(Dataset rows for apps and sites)
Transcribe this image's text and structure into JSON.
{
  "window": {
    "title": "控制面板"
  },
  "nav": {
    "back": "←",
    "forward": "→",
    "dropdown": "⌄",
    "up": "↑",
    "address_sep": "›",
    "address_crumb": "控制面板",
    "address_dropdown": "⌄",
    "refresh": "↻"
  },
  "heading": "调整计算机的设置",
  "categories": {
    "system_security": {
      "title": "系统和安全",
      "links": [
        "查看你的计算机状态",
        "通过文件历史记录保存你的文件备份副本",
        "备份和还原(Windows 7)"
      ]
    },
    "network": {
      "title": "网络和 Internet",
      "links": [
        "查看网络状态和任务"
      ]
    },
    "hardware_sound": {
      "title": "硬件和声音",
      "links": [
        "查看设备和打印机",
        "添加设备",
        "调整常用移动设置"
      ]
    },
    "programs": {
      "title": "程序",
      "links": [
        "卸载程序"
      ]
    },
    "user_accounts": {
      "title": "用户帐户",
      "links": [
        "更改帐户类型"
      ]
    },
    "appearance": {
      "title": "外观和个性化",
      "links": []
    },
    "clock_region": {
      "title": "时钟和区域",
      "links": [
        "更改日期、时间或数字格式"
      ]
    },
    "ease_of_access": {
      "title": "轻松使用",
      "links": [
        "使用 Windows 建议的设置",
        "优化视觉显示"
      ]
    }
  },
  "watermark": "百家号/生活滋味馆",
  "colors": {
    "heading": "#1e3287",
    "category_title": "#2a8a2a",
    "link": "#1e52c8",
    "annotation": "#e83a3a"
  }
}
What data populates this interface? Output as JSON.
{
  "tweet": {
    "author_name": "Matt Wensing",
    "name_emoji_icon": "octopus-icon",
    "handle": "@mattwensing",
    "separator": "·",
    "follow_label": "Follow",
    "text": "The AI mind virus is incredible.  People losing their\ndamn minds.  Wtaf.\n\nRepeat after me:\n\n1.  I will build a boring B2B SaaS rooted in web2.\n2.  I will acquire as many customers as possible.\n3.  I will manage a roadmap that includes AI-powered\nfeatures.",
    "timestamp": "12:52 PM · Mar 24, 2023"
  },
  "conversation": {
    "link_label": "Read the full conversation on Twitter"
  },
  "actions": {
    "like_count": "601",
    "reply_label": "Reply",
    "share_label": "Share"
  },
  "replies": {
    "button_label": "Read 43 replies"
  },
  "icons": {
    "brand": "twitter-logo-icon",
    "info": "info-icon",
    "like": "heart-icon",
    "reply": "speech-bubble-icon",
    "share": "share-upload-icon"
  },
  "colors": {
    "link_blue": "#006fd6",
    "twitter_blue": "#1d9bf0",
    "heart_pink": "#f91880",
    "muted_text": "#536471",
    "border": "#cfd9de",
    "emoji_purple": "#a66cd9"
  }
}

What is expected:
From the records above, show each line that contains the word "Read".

Solution to this exercise:
    "link_label": "Read the full conversation on Twitter"
    "button_label": "Read 43 replies"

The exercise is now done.